Rollin Leonard, ‘'Water Lens, Wave: B3' 18 frames’, 2014, Transfer Gallery

To date, Rollin Leonard's work has been a systematic exploration of the human body's digital afterlife. His photographed subjects are submitted to all kinds of algorithmic tortures, their limbs disjoined from one another or repeated indefinitely to create compositions that are abstract yet still recognizably humanoid. For Leonard, it is important that some semblance of the body remain visible in the final product, whether we see it splintered into a thousand pieces over the course of a GIF or are able to recognize a stray eyeball in the gridded masses of his sculptural installations.

In his new series, 'Water Lens, Wave', Leonard abandons the harsh angularity for which he is known in favor of more organic forms; he has essentially moved from a mechanics of solids to a mechanics of fluids. Each individual piece is an exercise in liquid imagery and is produced through an elaborate photographic process. A sheet of glass is interposed between Leonard’s face and the camera; the glass itself is coated with a water-repellent mask; and when liquid is released onto the glass pane, it is pushed into particular shapes and spatial trajectories based on the specific pattern employed by the artist. Leonard’s face is not only distorted beneath the fluid substance, but is diffracted in a highly controlled and dynamic fashion. Some of the resultant forms more obviously bear witness to their watery origins, while others are so thin and labile that their movements are likely to evoke a stereo waveform or the vital signs of a hospital monitor.

The pieces are infinitely looped, stop-motion animations; each frame is a different photograph of the liquid in the course of its progress. The waves are vertically oriented in the tradition of portraiture. Occasionally one can see eyes and a mouth that bracket the fleshy squiggle gyrating across the screen; at other times the artist has simply become an enormously elongated snout. The flattened and photographed body re-enters the organic world in a drastically altered form.

With Droplet Wave, Leonard continues to push his practice in exciting new directions while also pushing the limits of current technology: in this case, the repurposing of a simple hydrophobic spray.

The unique pieces in this series, which are titled for their place in the grid – Water Lens, Wave: 2B, Water Lens, Wave: 4C, and so on – are sold individually or can be collected at the debut at Moving Image as a complete set of twelve. Collectors receive the individual looped moving image in 1080p and 4K video formats, along with the looped moving image grid, delivered on a custom engraved USB drive.

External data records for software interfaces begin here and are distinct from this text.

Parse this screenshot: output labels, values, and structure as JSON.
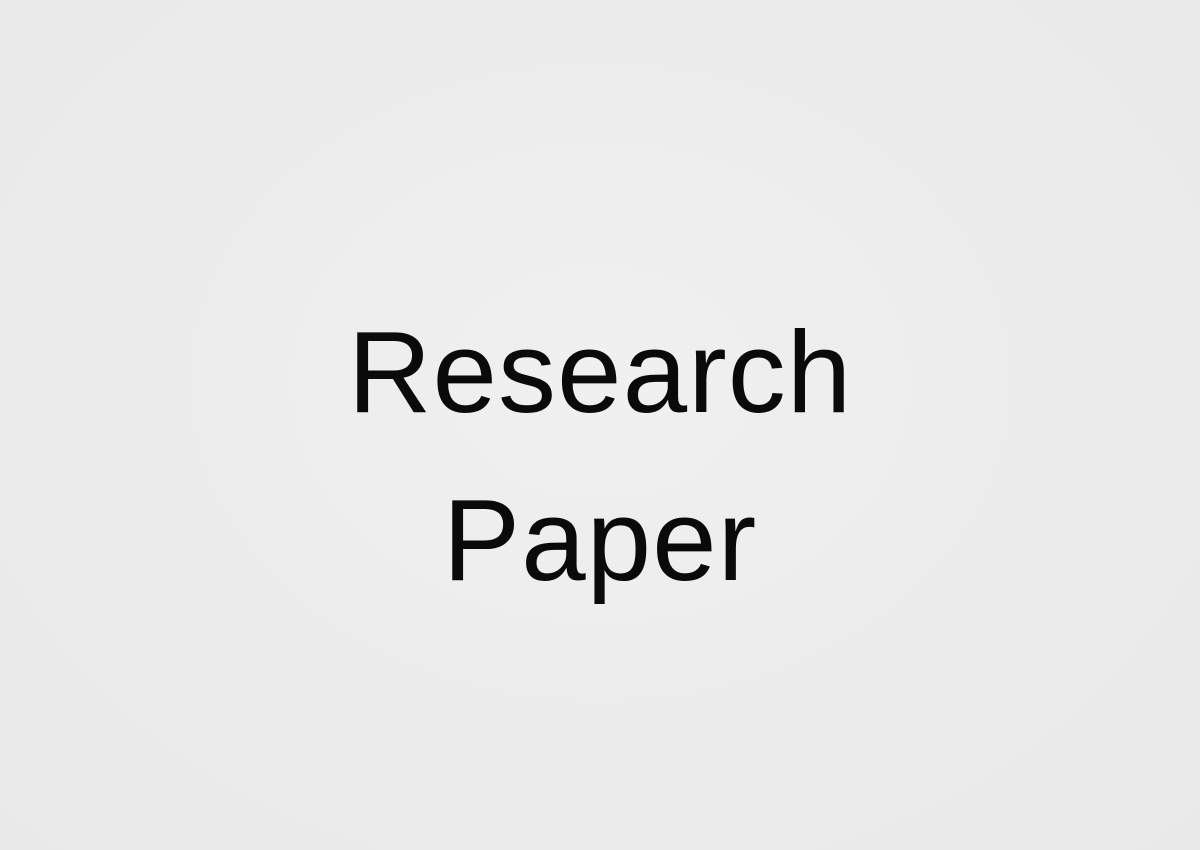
{
  "title": {
    "line1": "Research",
    "line2": "Paper"
  },
  "colors": {
    "background": "#ededed",
    "text": "#0a0a0a"
  }
}
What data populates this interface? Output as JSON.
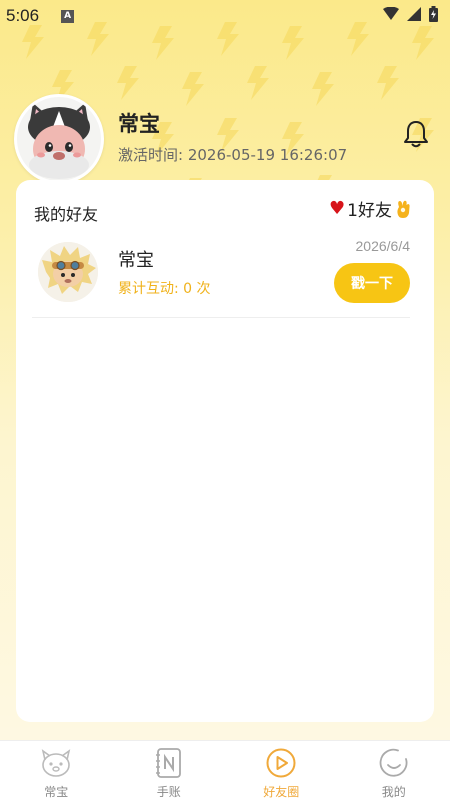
{
  "status_bar": {
    "time": "5:06",
    "notification_glyph": "A"
  },
  "profile": {
    "name": "常宝",
    "activation_label": "激活时间:",
    "activation_time": "2026-05-19 16:26:07"
  },
  "friends_card": {
    "title": "我的好友",
    "count_text": "1好友",
    "friends": [
      {
        "name": "常宝",
        "interactions": "累计互动: 0 次",
        "date": "2026/6/4",
        "action_label": "戳一下"
      }
    ]
  },
  "tab_bar": {
    "tabs": [
      {
        "label": "常宝",
        "icon": "pet-icon"
      },
      {
        "label": "手账",
        "icon": "notebook-icon"
      },
      {
        "label": "好友圈",
        "icon": "play-circle-icon",
        "active": true
      },
      {
        "label": "我的",
        "icon": "smile-icon"
      }
    ]
  },
  "colors": {
    "accent": "#f7c514",
    "interaction_text": "#f0b21b",
    "active_tab": "#f0a93a"
  }
}
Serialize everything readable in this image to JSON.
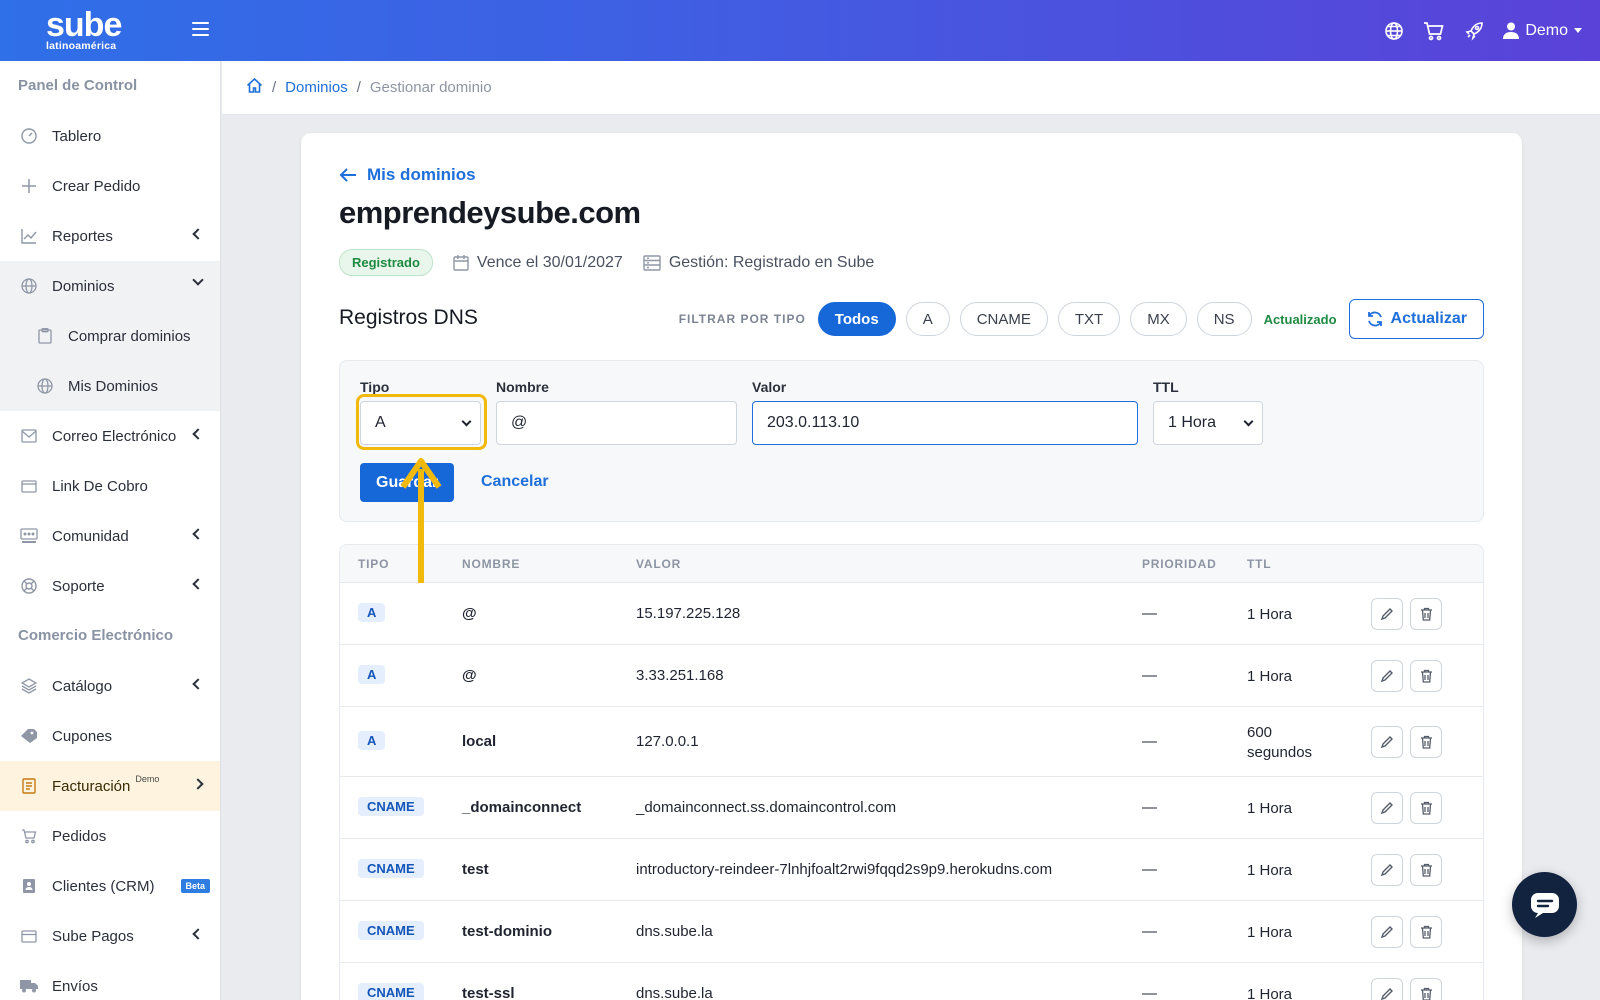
{
  "topbar": {
    "brand": "sube",
    "brand_sub": "latinoamérica",
    "user_label": "Demo",
    "icons": [
      "globe-icon",
      "cart-icon",
      "rocket-icon",
      "user-icon"
    ]
  },
  "sidebar": {
    "section1": "Panel de Control",
    "items1": [
      {
        "label": "Tablero",
        "icon": "gauge-icon"
      },
      {
        "label": "Crear Pedido",
        "icon": "plus-icon"
      },
      {
        "label": "Reportes",
        "icon": "chart-icon"
      },
      {
        "label": "Dominios",
        "icon": "globe-icon"
      },
      {
        "label": "Comprar dominios",
        "icon": "clipboard-icon"
      },
      {
        "label": "Mis Dominios",
        "icon": "globe-icon"
      },
      {
        "label": "Correo Electrónico",
        "icon": "mail-icon"
      },
      {
        "label": "Link De Cobro",
        "icon": "wallet-icon"
      },
      {
        "label": "Comunidad",
        "icon": "community-icon"
      },
      {
        "label": "Soporte",
        "icon": "lifebuoy-icon"
      }
    ],
    "section2": "Comercio Electrónico",
    "items2": [
      {
        "label": "Catálogo",
        "icon": "layers-icon"
      },
      {
        "label": "Cupones",
        "icon": "tag-icon"
      },
      {
        "label": "Facturación",
        "icon": "invoice-icon",
        "sup": "Demo"
      },
      {
        "label": "Pedidos",
        "icon": "cart-icon"
      },
      {
        "label": "Clientes (CRM)",
        "icon": "contacts-icon",
        "badge": "Beta"
      },
      {
        "label": "Sube Pagos",
        "icon": "card-icon"
      },
      {
        "label": "Envíos",
        "icon": "truck-icon"
      }
    ]
  },
  "breadcrumb": {
    "link": "Dominios",
    "current": "Gestionar dominio"
  },
  "domain": {
    "back_label": "Mis dominios",
    "name": "emprendeysube.com",
    "status": "Registrado",
    "expires": "Vence el 30/01/2027",
    "management": "Gestión: Registrado en Sube"
  },
  "dns": {
    "title": "Registros DNS",
    "filter_label": "FILTRAR POR TIPO",
    "filters": [
      "Todos",
      "A",
      "CNAME",
      "TXT",
      "MX",
      "NS"
    ],
    "active_filter": "Todos",
    "updated_label": "Actualizado",
    "refresh_label": "Actualizar"
  },
  "form": {
    "type_label": "Tipo",
    "type_value": "A",
    "name_label": "Nombre",
    "name_value": "@",
    "value_label": "Valor",
    "value_value": "203.0.113.10",
    "ttl_label": "TTL",
    "ttl_value": "1 Hora",
    "save_label": "Guardar",
    "cancel_label": "Cancelar"
  },
  "table": {
    "headers": {
      "type": "TIPO",
      "name": "NOMBRE",
      "value": "VALOR",
      "priority": "PRIORIDAD",
      "ttl": "TTL"
    },
    "rows": [
      {
        "type": "A",
        "name": "@",
        "value": "15.197.225.128",
        "priority": "—",
        "ttl": "1 Hora"
      },
      {
        "type": "A",
        "name": "@",
        "value": "3.33.251.168",
        "priority": "—",
        "ttl": "1 Hora"
      },
      {
        "type": "A",
        "name": "local",
        "value": "127.0.0.1",
        "priority": "—",
        "ttl": "600 segundos"
      },
      {
        "type": "CNAME",
        "name": "_domainconnect",
        "value": "_domainconnect.ss.domaincontrol.com",
        "priority": "—",
        "ttl": "1 Hora"
      },
      {
        "type": "CNAME",
        "name": "test",
        "value": "introductory-reindeer-7lnhjfoalt2rwi9fqqd2s9p9.herokudns.com",
        "priority": "—",
        "ttl": "1 Hora"
      },
      {
        "type": "CNAME",
        "name": "test-dominio",
        "value": "dns.sube.la",
        "priority": "—",
        "ttl": "1 Hora"
      },
      {
        "type": "CNAME",
        "name": "test-ssl",
        "value": "dns.sube.la",
        "priority": "—",
        "ttl": "1 Hora"
      }
    ]
  },
  "colors": {
    "primary": "#1668d9",
    "highlight": "#f2b90d",
    "success": "#1f8a41",
    "topbar_start": "#2f6fe8",
    "topbar_end": "#5a42d8"
  }
}
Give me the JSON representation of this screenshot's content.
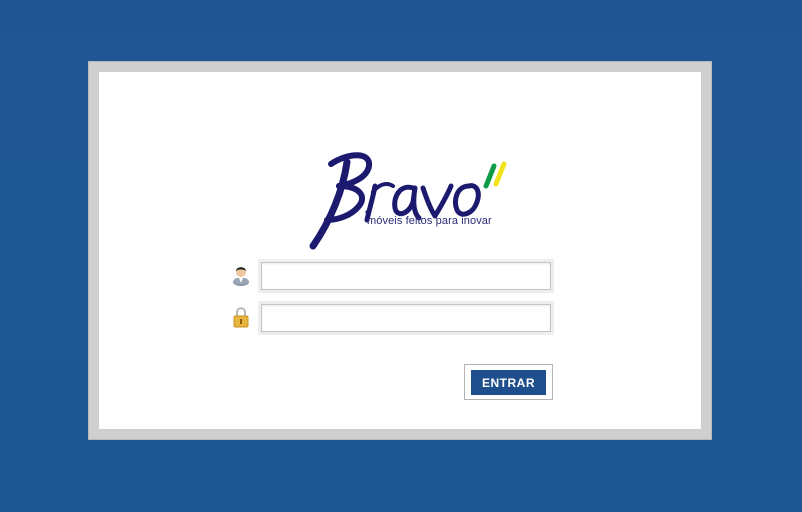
{
  "brand": {
    "name": "Bravo",
    "tagline": "móveis feitos para inovar",
    "logo_color": "#1c1a6e",
    "accent_colors": [
      "#0e9b48",
      "#f2e318"
    ]
  },
  "login": {
    "username_value": "",
    "username_icon": "user-icon",
    "password_value": "",
    "password_icon": "lock-icon",
    "submit_label": "ENTRAR"
  },
  "colors": {
    "background": "#205896",
    "frame": "#cfcfcf",
    "panel": "#ffffff",
    "button": "#1e4f8c"
  }
}
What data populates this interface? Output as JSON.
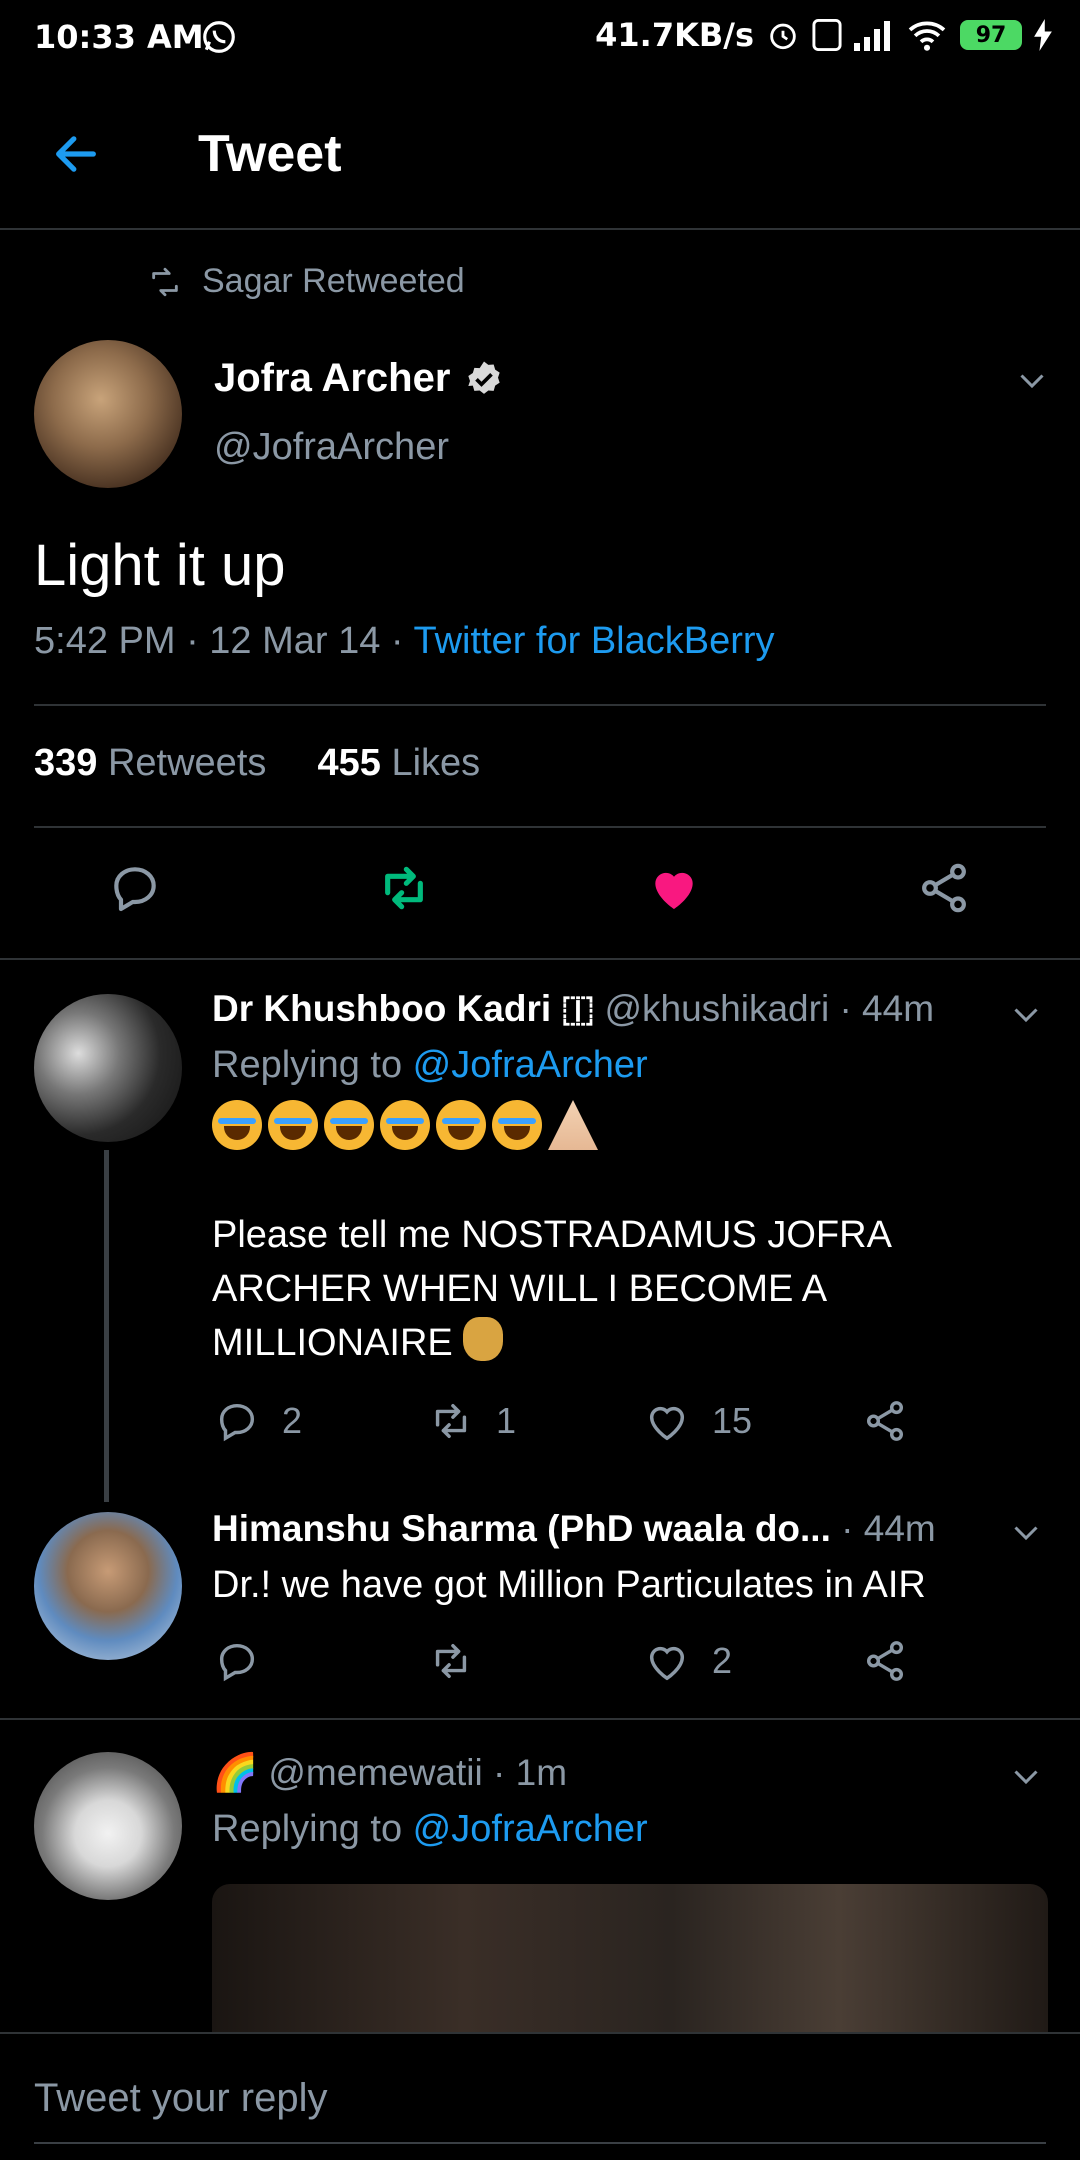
{
  "status_bar": {
    "time": "10:33 AM",
    "net_speed": "41.7KB/s",
    "battery": "97"
  },
  "header": {
    "title": "Tweet"
  },
  "tweet": {
    "retweeted_by": "Sagar Retweeted",
    "author_name": "Jofra Archer",
    "author_handle": "@JofraArcher",
    "text": "Light it up",
    "time": "5:42 PM · 12 Mar 14 · ",
    "source": "Twitter for BlackBerry",
    "retweets_count": "339",
    "retweets_label": "Retweets",
    "likes_count": "455",
    "likes_label": "Likes"
  },
  "replies": [
    {
      "name": "Dr Khushboo Kadri 🇮",
      "handle_time": "@khushikadri · 44m",
      "replying_prefix": "Replying to ",
      "replying_to": "@JofraArcher",
      "body_line1": "Please tell me NOSTRADAMUS JOFRA",
      "body_line2": "ARCHER WHEN WILL I BECOME A",
      "body_line3": "MILLIONAIRE",
      "reply_count": "2",
      "retweet_count": "1",
      "like_count": "15"
    },
    {
      "name": "Himanshu Sharma (PhD waala do...",
      "handle_time": "· 44m",
      "body": "Dr.! we have got Million Particulates in AIR",
      "like_count": "2"
    },
    {
      "name": "🌈",
      "handle_time": "@memewatii · 1m",
      "replying_prefix": "Replying to ",
      "replying_to": "@JofraArcher"
    }
  ],
  "reply_bar": {
    "placeholder": "Tweet your reply"
  },
  "colors": {
    "accent": "#1d9bf0",
    "retweet_active": "#00ba7c",
    "like_active": "#f91880",
    "background": "#000000"
  }
}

This series is part of a new body of work that will culminate in a 2015 transatlantic exhibition opening simultaneously in NYC at TRANSFER, in Paris at XPO Gallery and on the Internet at Cloaque.org.

About Rollin Leonard